It is generally accepted that people have a moral right to self-defense. That is, if someone is unjustly attacked or threatened, then it is morally acceptable for her to act in her own self-protection. While there are moral limits on the actions a person may take, violence is generally considered morally acceptable in the right condition.
This right to self-defense does seem to provide a philosophical foundation for the right to the means of self-defense. After all, as Hobbes argued, a right without the means to exercise that right is effectively no right at all. Not surprisingly, I consider the right to own weapons to be grounded on the right of self-defense. However, my concern here is not with the right of self-defense. Rather, I will focus on the question of whether or not there is an obligation of self-defense.
The right to self-defense (if there is such a right) gives a person the liberty to protect herself. If it is only a liberty, then the person has the right to not act in self-defense and thus be a perfect victim. A person might, of course, elect to do so for practical reasons (perhaps to avoid a worse harm) or for moral reasons (perhaps from a commitment to pacifism). However, if there is an obligation of self-defense, then failing to act on this obligation would seem to be a moral failing. The obvious challenge is to show that there is such an obligation.
On the face of it, it would seem that self-defense is merely a liberty. However, some consideration of the matter will suggest that this is not so obvious. In the Leviathan, Hobbes presents what he takes to be the Law of Nature (lex naturalis): “a precept or general rule, found by reason, that forbids a man to do what is destructive of his life or takes away the means of preserving it and to omit that by which he thinks it may be best preserved.” Hobbes goes on to note that “right consists in liberty to do or to forbear” and “law determines and binds.” If Hobbes is correct, then people would seem to have both a right and an obligation to self-defense.
John Locke and Thomas Aquinas also contend that life is to be preserved and if they are right, then this would seem to impose an obligation of self-defense. Of course, this notion could be countered by contending that all it requires is for a person to seek protection from possible threats and doing so could involve relying on the protection of others (typically the state) rather than one’s self. However, there are at least three arguments against this.
The first is a practical argument. While the modern Western state projects its coercive force and spying eyes into society, the state’s agents cannot (yet) observe all that occurs nor can they always be close at hand in times of danger. As such, relying solely on the state would seem to put a person at risk—after all, he would be helpless in the face of danger. If a person relies on other individuals, then unless she is guarded at all times, then she also faces the real risk of being a helpless victim. This would, at the very least, seem imprudent.
This argument can be used as the basis for a moral argument. If a person is morally obligated to preserve life (including his own) and the arms of others cannot be reliably depended on, then it would seem that she would have an obligation of self-defense.
The third argument is also a moral argument. One favorite joke of some folks who carry concealed weapons is to respond, when asked why they carry a gun, with the witty remark “because cops are too heavy.” While this is humor, it does point towards an important moral concern regarding relying on others.
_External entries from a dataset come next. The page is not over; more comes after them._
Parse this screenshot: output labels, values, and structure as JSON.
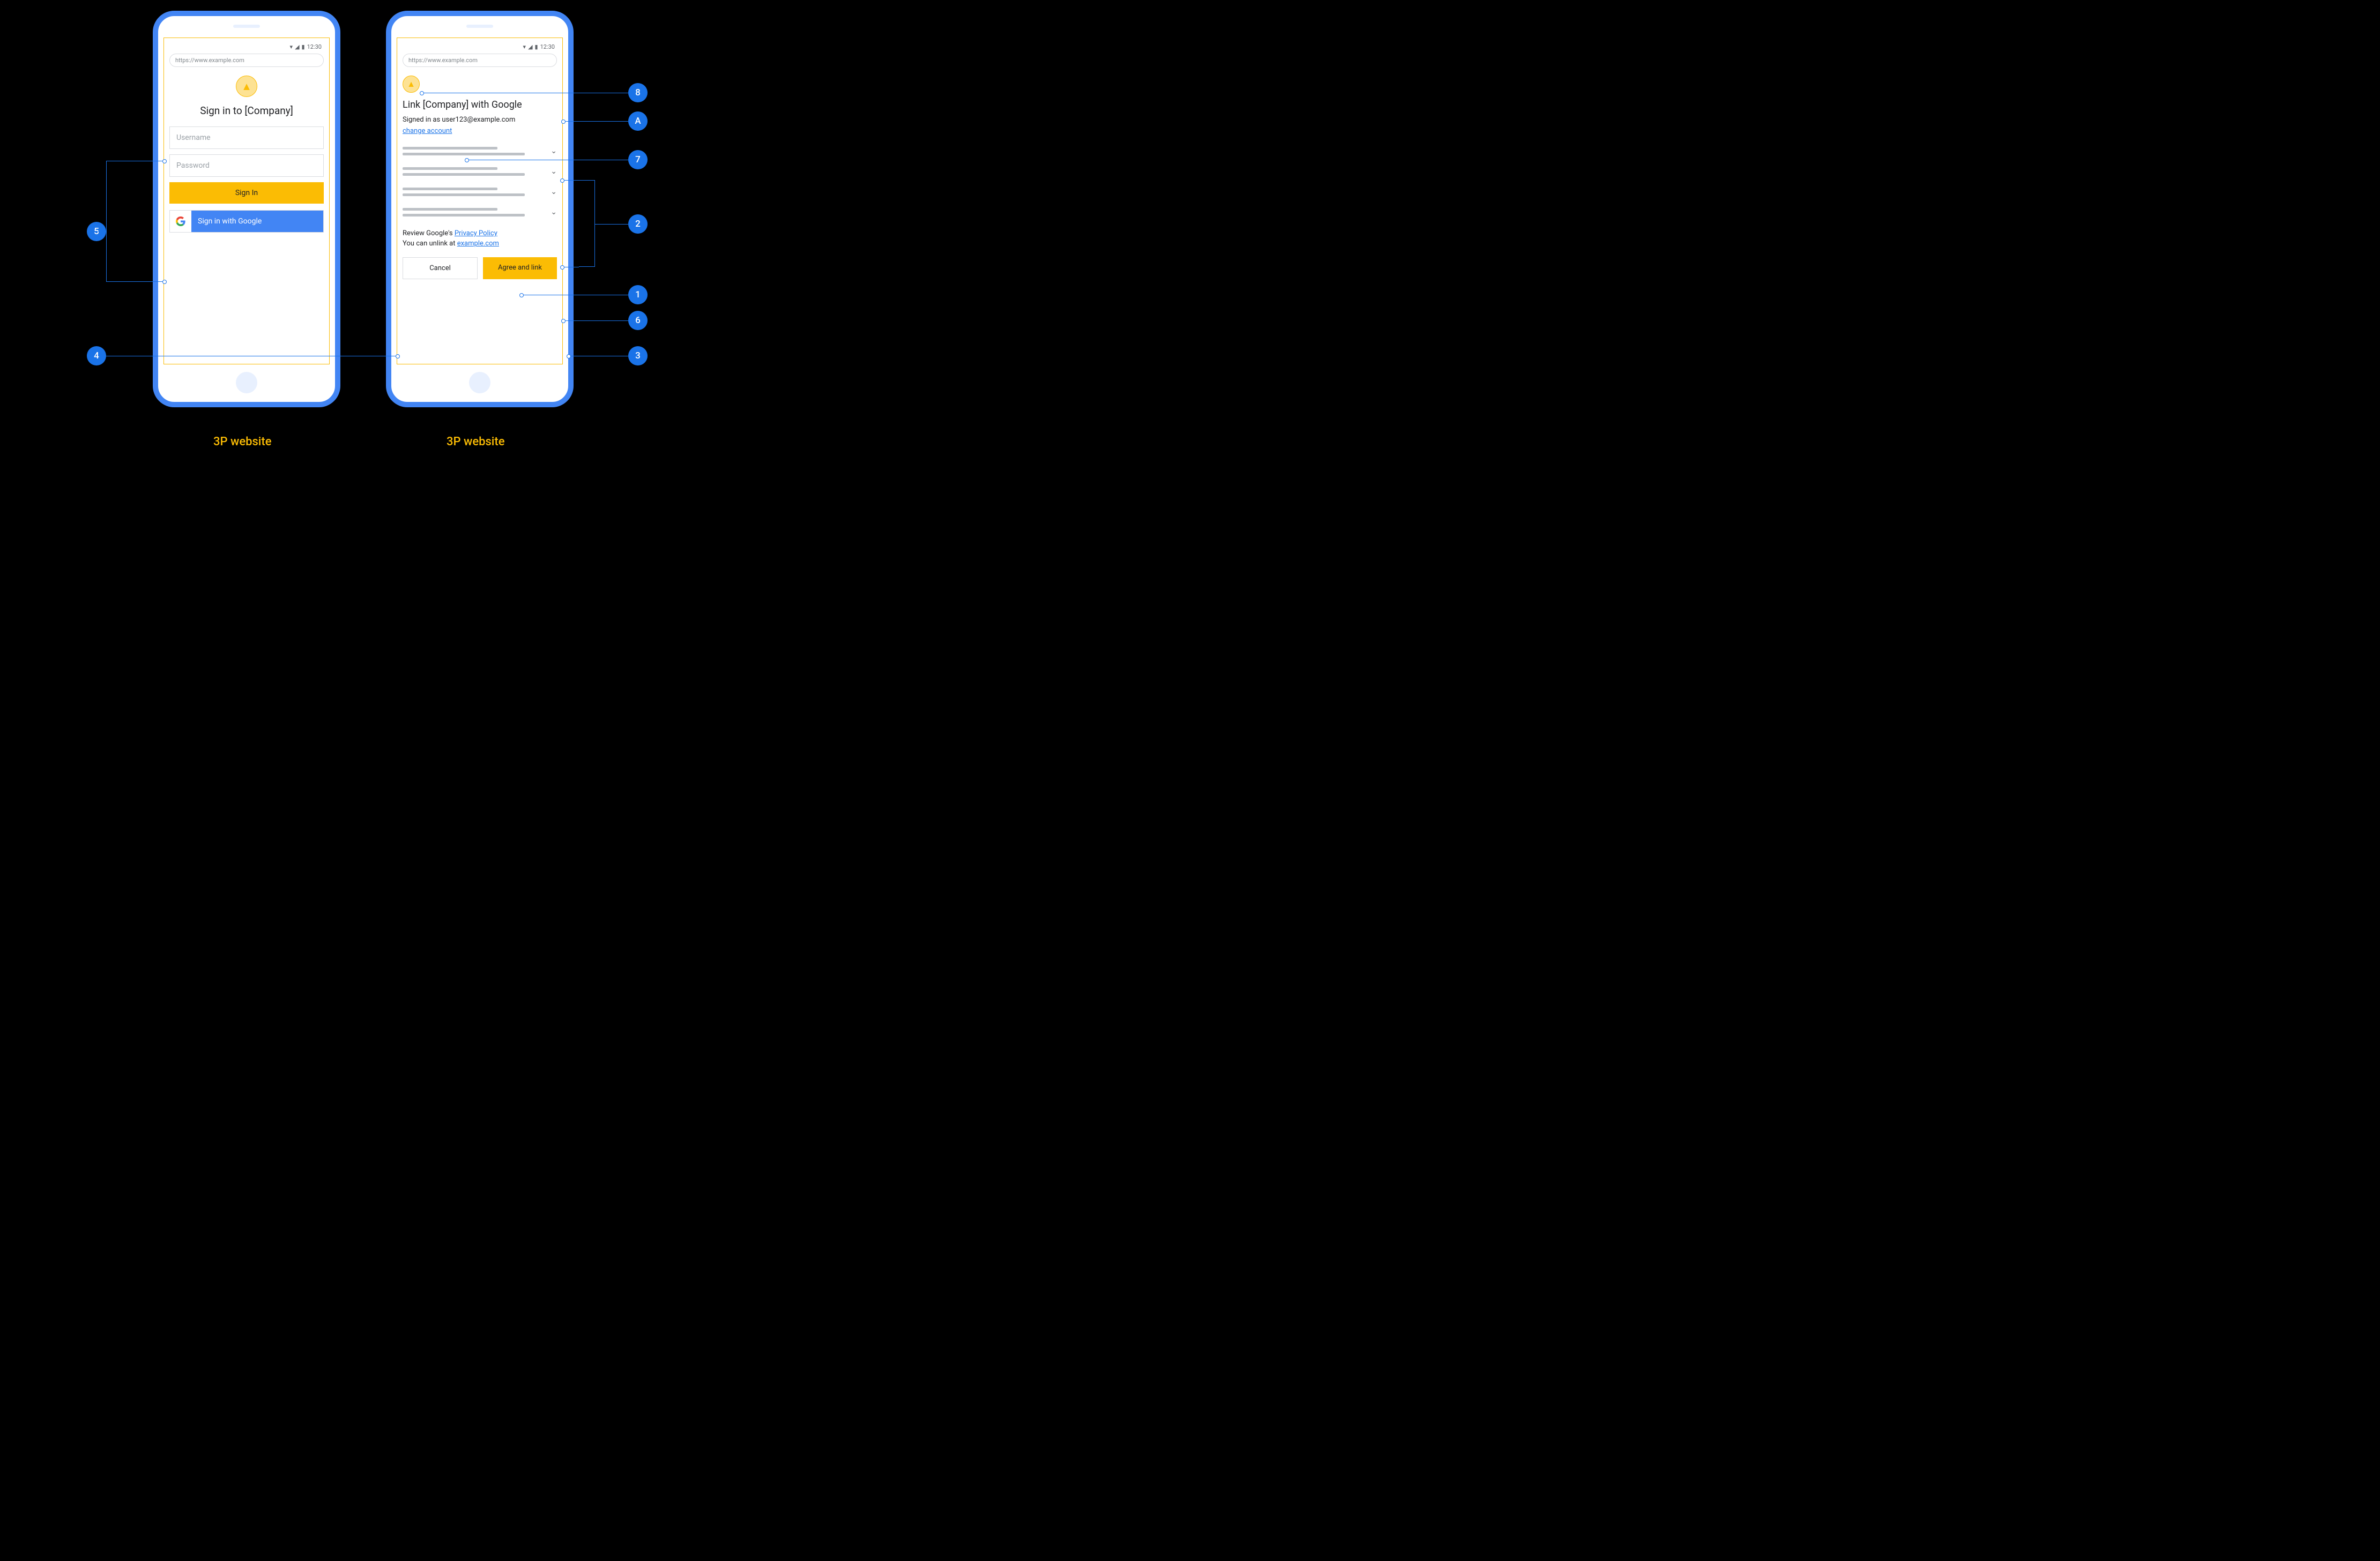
{
  "status": {
    "time": "12:30"
  },
  "url": "https://www.example.com",
  "signin": {
    "title": "Sign in to [Company]",
    "username_ph": "Username",
    "password_ph": "Password",
    "signin_btn": "Sign In",
    "google_btn": "Sign in with Google"
  },
  "consent": {
    "title": "Link [Company] with Google",
    "signed_in_as": "Signed in as user123@example.com",
    "change_account": "change account",
    "review_prefix": "Review Google's ",
    "privacy_policy": "Privacy Policy",
    "unlink_prefix": "You can unlink at ",
    "unlink_domain": "example.com",
    "cancel": "Cancel",
    "agree": "Agree and link"
  },
  "captions": {
    "left": "3P website",
    "right": "3P website"
  },
  "callouts": {
    "c1": "1",
    "c2": "2",
    "c3": "3",
    "c4": "4",
    "c5": "5",
    "c6": "6",
    "c7": "7",
    "c8": "8",
    "cA": "A"
  }
}
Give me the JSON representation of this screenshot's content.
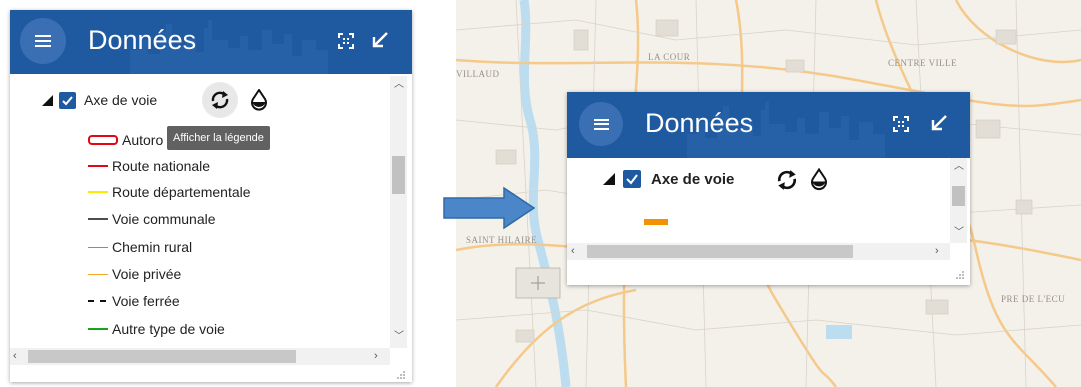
{
  "left_panel": {
    "title": "Données",
    "layer": {
      "name": "Axe de voie",
      "checked": true
    },
    "tooltip": "Afficher la légende",
    "legend": [
      {
        "label": "Autoro",
        "style": "red-outline"
      },
      {
        "label": "Route nationale",
        "color": "#e30613"
      },
      {
        "label": "Route départementale",
        "color": "#ffe800"
      },
      {
        "label": "Voie communale",
        "color": "#4d4d4d"
      },
      {
        "label": "Chemin rural",
        "color": "#8c8c8c"
      },
      {
        "label": "Voie privée",
        "color": "#f6a623"
      },
      {
        "label": "Voie ferrée",
        "style": "dashed-black"
      },
      {
        "label": "Autre type de voie",
        "color": "#1aa21a"
      }
    ]
  },
  "right_panel": {
    "title": "Données",
    "layer": {
      "name": "Axe de voie",
      "checked": true
    },
    "legend_swatch_color": "#f39200"
  },
  "map": {
    "labels": [
      "LA COUR",
      "CENTRE VILLE",
      "VILLAUD",
      "SAINT HILAIRE",
      "PRE DE L'ECU"
    ]
  },
  "colors": {
    "header_blue": "#1f5aa0",
    "arrow_blue": "#4a86c8"
  }
}
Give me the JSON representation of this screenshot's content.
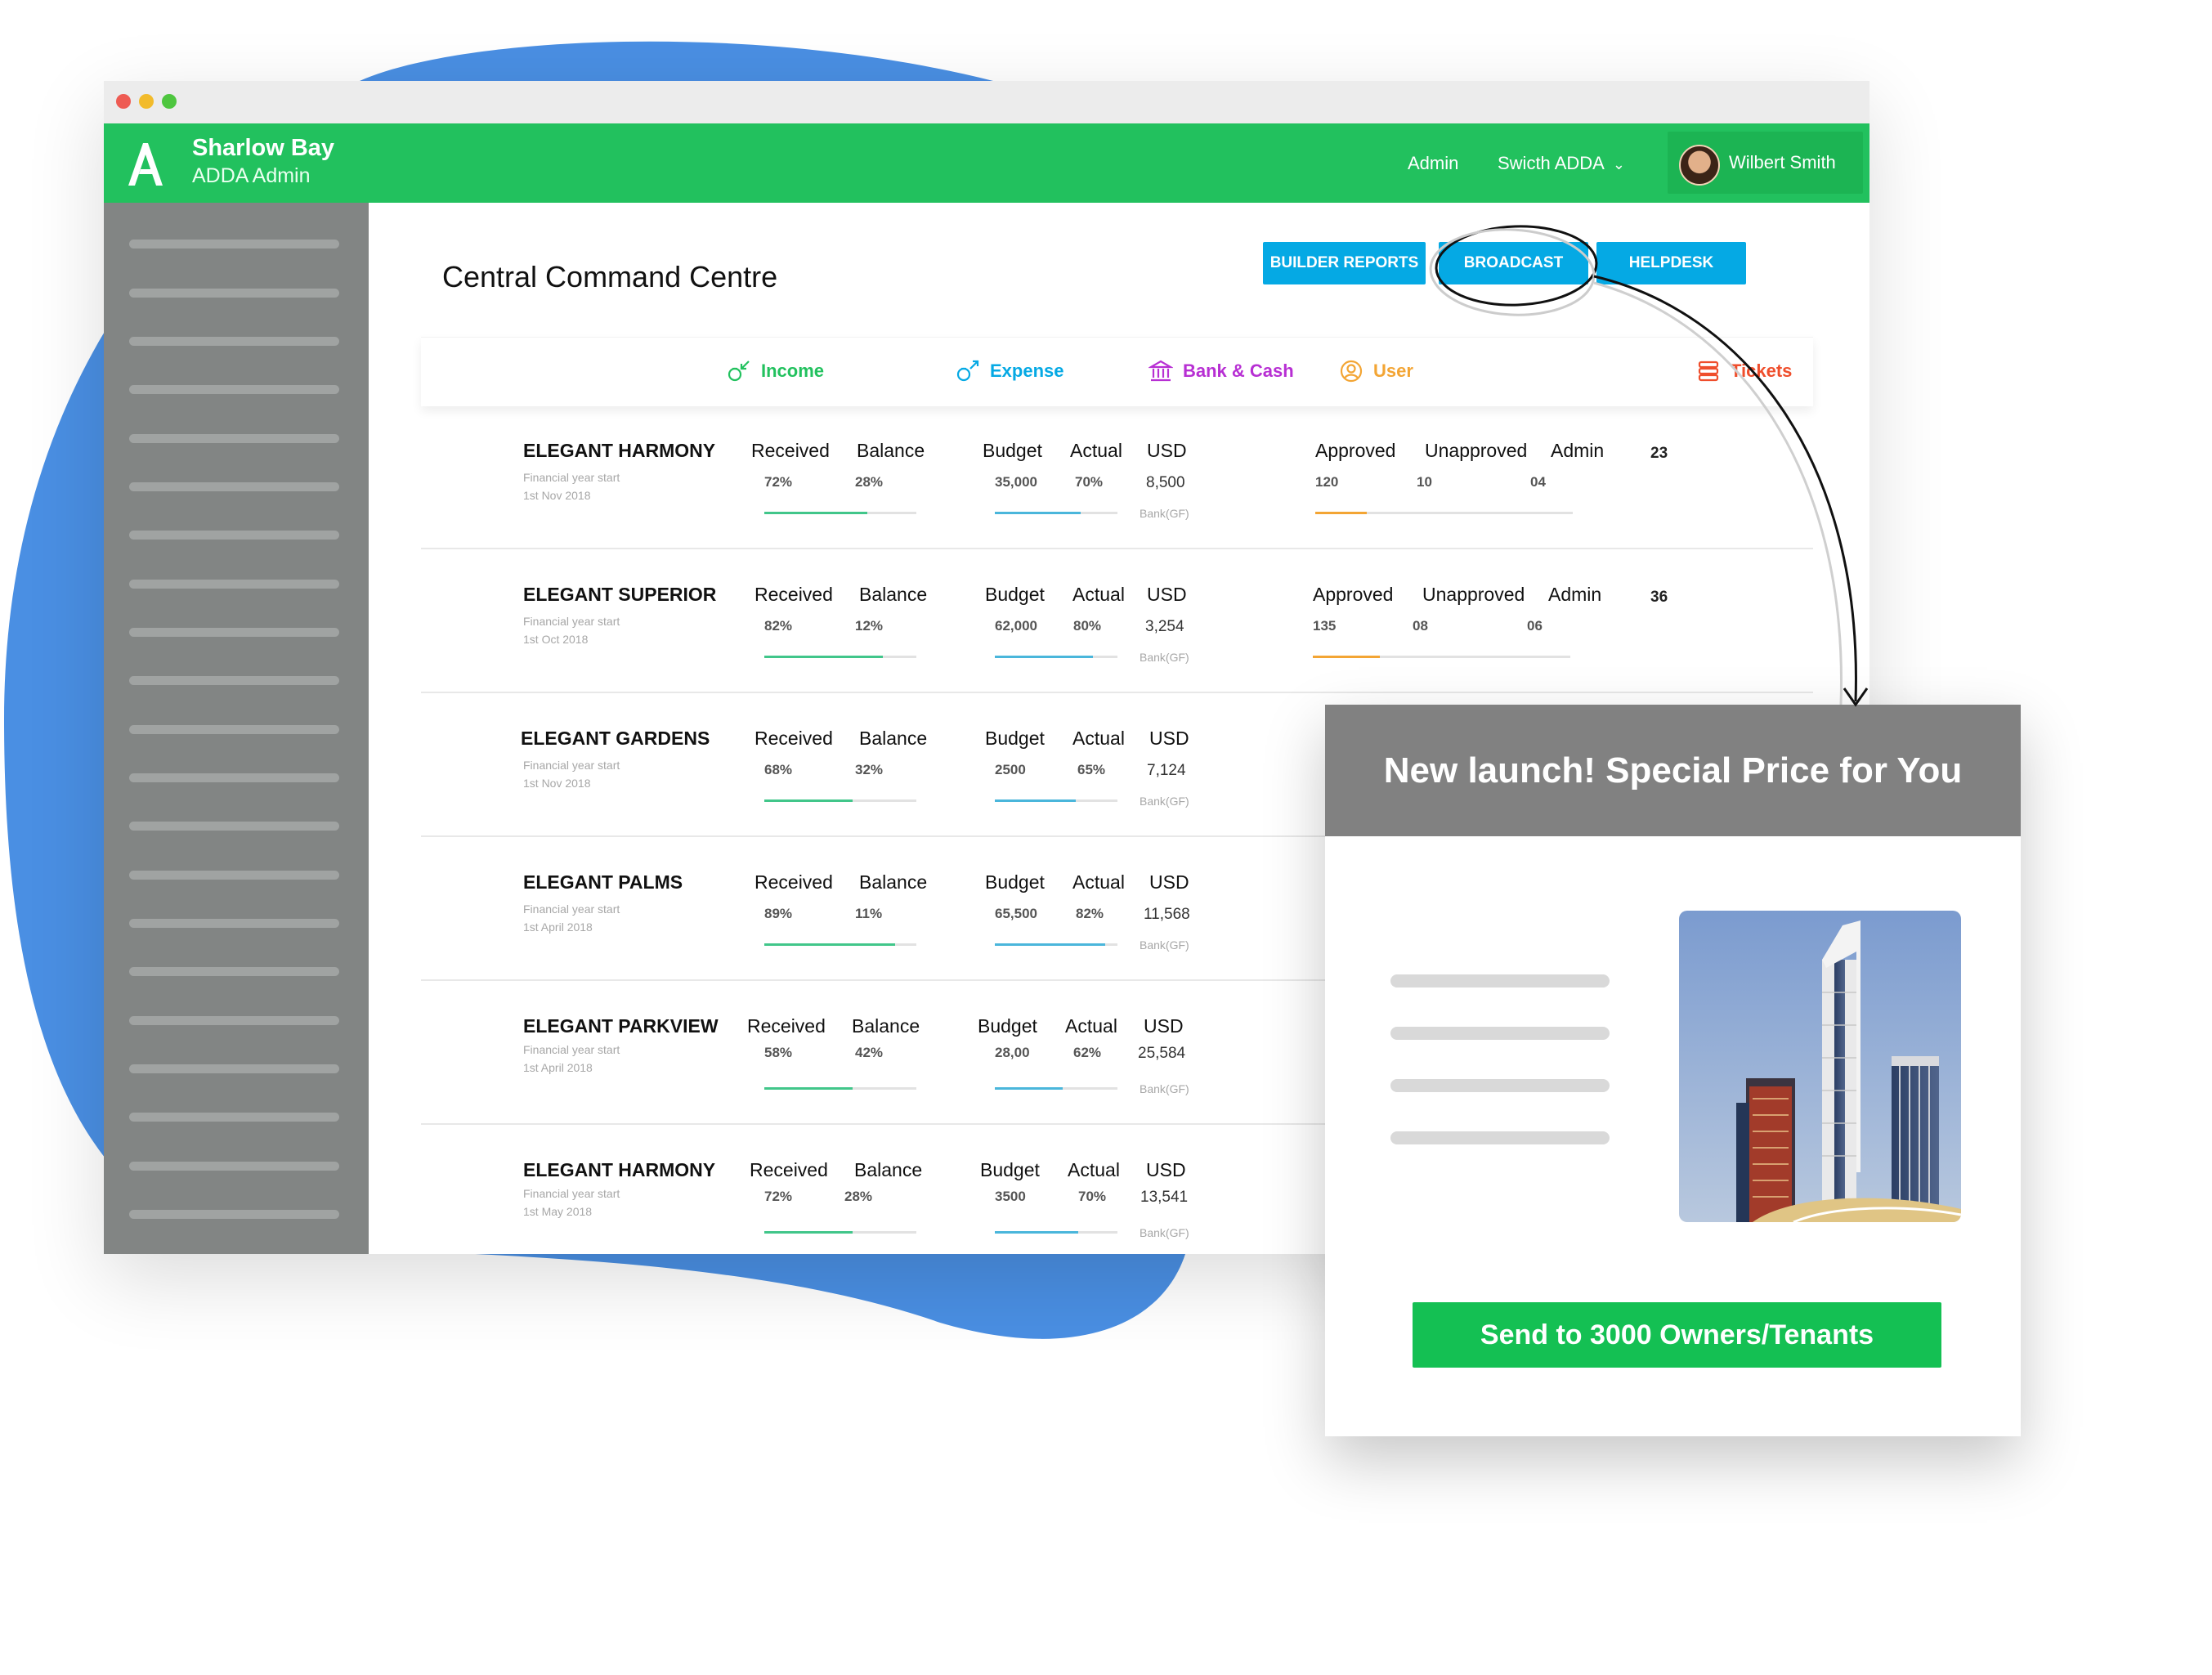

A person who relies on the protection of others is expecting those people to risk being hurt or killed to protect her. In the case of those who are incapable of acting in effective self-defense, this can be a morally acceptable situation. After all, it is reasonable for infants and the badly injured to rely on the protection of others since they cannot act in their own defense. However, a person who could be competent in self-defense but declines to do so in favor of expecting others to die for her would seem to be a morally selfish person. As such, it would seem that people have an obligation of self-defense—at least if they wish to avoid being parasites.
An obvious counter is that people do rely on others for self-defense. After all, civilians wisely allow the police and military to handle armed threats whenever possible. Since the police and military are armed and trained for such tasks, it makes sense practically and morally to rely on them.
However, as noted in the first argument, a person will not always be under the watchful protection of others. Even if others are available to risk themselves, there is still the moral concern regarding of expecting others to take risks to protect one when one is not willing to do the same for himself. That seems to be cowardice and selfishness and thus morally reprehensible. This is not, of course, to say that accepting the protection of the police and military is always a moral failing—however, a person must be willing to accept the obligation of self-defense and not rely entirely on others.
This raises the matter of the extent to which a person is obligated to be competent at self-defense and when it would be acceptable to rely on others in this matter. It would, of course, be an unreasonable expectation to morally require that people train for hours each day in self-defense. However, it does seem reasonable to expect that people become at least competent at protecting themselves, thus being able to at least act on the obligation of self-preservation with some chance of success. This obligation of self-preservation would also seem to obligate people to maintain a degree of physical fitness and health, but that is a matter for another time.